Data about app and page elements -
*** Begin section ***

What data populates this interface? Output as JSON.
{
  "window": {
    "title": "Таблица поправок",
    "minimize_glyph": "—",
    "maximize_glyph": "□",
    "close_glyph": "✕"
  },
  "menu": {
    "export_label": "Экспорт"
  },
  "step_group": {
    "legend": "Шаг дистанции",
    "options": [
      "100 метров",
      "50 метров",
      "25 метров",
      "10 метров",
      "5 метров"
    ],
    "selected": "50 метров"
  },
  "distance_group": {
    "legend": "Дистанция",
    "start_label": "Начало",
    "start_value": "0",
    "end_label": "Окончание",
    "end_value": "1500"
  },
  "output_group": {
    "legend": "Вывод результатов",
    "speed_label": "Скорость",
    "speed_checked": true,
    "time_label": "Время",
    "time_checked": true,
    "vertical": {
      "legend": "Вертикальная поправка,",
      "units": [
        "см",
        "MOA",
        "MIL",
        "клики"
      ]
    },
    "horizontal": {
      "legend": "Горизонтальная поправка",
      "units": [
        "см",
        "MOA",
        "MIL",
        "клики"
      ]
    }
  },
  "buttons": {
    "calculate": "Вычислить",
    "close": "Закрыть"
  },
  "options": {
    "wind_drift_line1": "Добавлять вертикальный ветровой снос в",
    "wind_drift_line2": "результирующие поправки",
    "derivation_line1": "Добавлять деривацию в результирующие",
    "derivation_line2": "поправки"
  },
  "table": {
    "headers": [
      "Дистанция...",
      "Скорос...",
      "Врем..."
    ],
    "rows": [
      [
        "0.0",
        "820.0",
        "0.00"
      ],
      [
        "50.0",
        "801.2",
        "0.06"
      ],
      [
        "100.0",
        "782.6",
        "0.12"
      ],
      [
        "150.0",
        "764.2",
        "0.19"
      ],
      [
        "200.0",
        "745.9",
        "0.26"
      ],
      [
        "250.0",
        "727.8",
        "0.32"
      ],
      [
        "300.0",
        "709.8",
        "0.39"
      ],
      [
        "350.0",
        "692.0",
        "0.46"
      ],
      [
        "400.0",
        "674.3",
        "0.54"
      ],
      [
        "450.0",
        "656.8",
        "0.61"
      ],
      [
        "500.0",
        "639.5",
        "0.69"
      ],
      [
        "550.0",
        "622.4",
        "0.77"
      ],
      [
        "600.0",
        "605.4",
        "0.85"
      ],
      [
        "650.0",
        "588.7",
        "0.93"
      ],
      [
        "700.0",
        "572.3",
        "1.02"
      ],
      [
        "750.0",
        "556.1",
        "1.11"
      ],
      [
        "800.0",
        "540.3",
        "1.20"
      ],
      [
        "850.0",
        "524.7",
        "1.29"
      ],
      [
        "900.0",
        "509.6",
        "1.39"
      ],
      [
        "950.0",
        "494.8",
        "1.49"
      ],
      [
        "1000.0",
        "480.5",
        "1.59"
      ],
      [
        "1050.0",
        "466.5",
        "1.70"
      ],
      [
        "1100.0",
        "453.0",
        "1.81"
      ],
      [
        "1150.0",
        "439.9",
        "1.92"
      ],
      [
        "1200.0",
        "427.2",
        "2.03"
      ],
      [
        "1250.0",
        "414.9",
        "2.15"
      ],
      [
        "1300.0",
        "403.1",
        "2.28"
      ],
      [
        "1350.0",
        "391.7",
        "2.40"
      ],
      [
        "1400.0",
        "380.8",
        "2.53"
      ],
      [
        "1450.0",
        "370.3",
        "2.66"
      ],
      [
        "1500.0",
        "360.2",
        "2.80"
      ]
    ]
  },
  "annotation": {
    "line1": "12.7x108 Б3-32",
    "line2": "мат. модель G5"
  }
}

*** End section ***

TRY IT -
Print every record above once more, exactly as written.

RESULT -
What data populates this interface? Output as JSON.
{
  "window": {
    "title": "Таблица поправок",
    "minimize_glyph": "—",
    "maximize_glyph": "□",
    "close_glyph": "✕"
  },
  "menu": {
    "export_label": "Экспорт"
  },
  "step_group": {
    "legend": "Шаг дистанции",
    "options": [
      "100 метров",
      "50 метров",
      "25 метров",
      "10 метров",
      "5 метров"
    ],
    "selected": "50 метров"
  },
  "distance_group": {
    "legend": "Дистанция",
    "start_label": "Начало",
    "start_value": "0",
    "end_label": "Окончание",
    "end_value": "1500"
  },
  "output_group": {
    "legend": "Вывод результатов",
    "speed_label": "Скорость",
    "speed_checked": true,
    "time_label": "Время",
    "time_checked": true,
    "vertical": {
      "legend": "Вертикальная поправка,",
      "units": [
        "см",
        "MOA",
        "MIL",
        "клики"
      ]
    },
    "horizontal": {
      "legend": "Горизонтальная поправка",
      "units": [
        "см",
        "MOA",
        "MIL",
        "клики"
      ]
    }
  },
  "buttons": {
    "calculate": "Вычислить",
    "close": "Закрыть"
  },
  "options": {
    "wind_drift_line1": "Добавлять вертикальный ветровой снос в",
    "wind_drift_line2": "результирующие поправки",
    "derivation_line1": "Добавлять деривацию в результирующие",
    "derivation_line2": "поправки"
  },
  "table": {
    "headers": [
      "Дистанция...",
      "Скорос...",
      "Врем..."
    ],
    "rows": [
      [
        "0.0",
        "820.0",
        "0.00"
      ],
      [
        "50.0",
        "801.2",
        "0.06"
      ],
      [
        "100.0",
        "782.6",
        "0.12"
      ],
      [
        "150.0",
        "764.2",
        "0.19"
      ],
      [
        "200.0",
        "745.9",
        "0.26"
      ],
      [
        "250.0",
        "727.8",
        "0.32"
      ],
      [
        "300.0",
        "709.8",
        "0.39"
      ],
      [
        "350.0",
        "692.0",
        "0.46"
      ],
      [
        "400.0",
        "674.3",
        "0.54"
      ],
      [
        "450.0",
        "656.8",
        "0.61"
      ],
      [
        "500.0",
        "639.5",
        "0.69"
      ],
      [
        "550.0",
        "622.4",
        "0.77"
      ],
      [
        "600.0",
        "605.4",
        "0.85"
      ],
      [
        "650.0",
        "588.7",
        "0.93"
      ],
      [
        "700.0",
        "572.3",
        "1.02"
      ],
      [
        "750.0",
        "556.1",
        "1.11"
      ],
      [
        "800.0",
        "540.3",
        "1.20"
      ],
      [
        "850.0",
        "524.7",
        "1.29"
      ],
      [
        "900.0",
        "509.6",
        "1.39"
      ],
      [
        "950.0",
        "494.8",
        "1.49"
      ],
      [
        "1000.0",
        "480.5",
        "1.59"
      ],
      [
        "1050.0",
        "466.5",
        "1.70"
      ],
      [
        "1100.0",
        "453.0",
        "1.81"
      ],
      [
        "1150.0",
        "439.9",
        "1.92"
      ],
      [
        "1200.0",
        "427.2",
        "2.03"
      ],
      [
        "1250.0",
        "414.9",
        "2.15"
      ],
      [
        "1300.0",
        "403.1",
        "2.28"
      ],
      [
        "1350.0",
        "391.7",
        "2.40"
      ],
      [
        "1400.0",
        "380.8",
        "2.53"
      ],
      [
        "1450.0",
        "370.3",
        "2.66"
      ],
      [
        "1500.0",
        "360.2",
        "2.80"
      ]
    ]
  },
  "annotation": {
    "line1": "12.7x108 Б3-32",
    "line2": "мат. модель G5"
  }
}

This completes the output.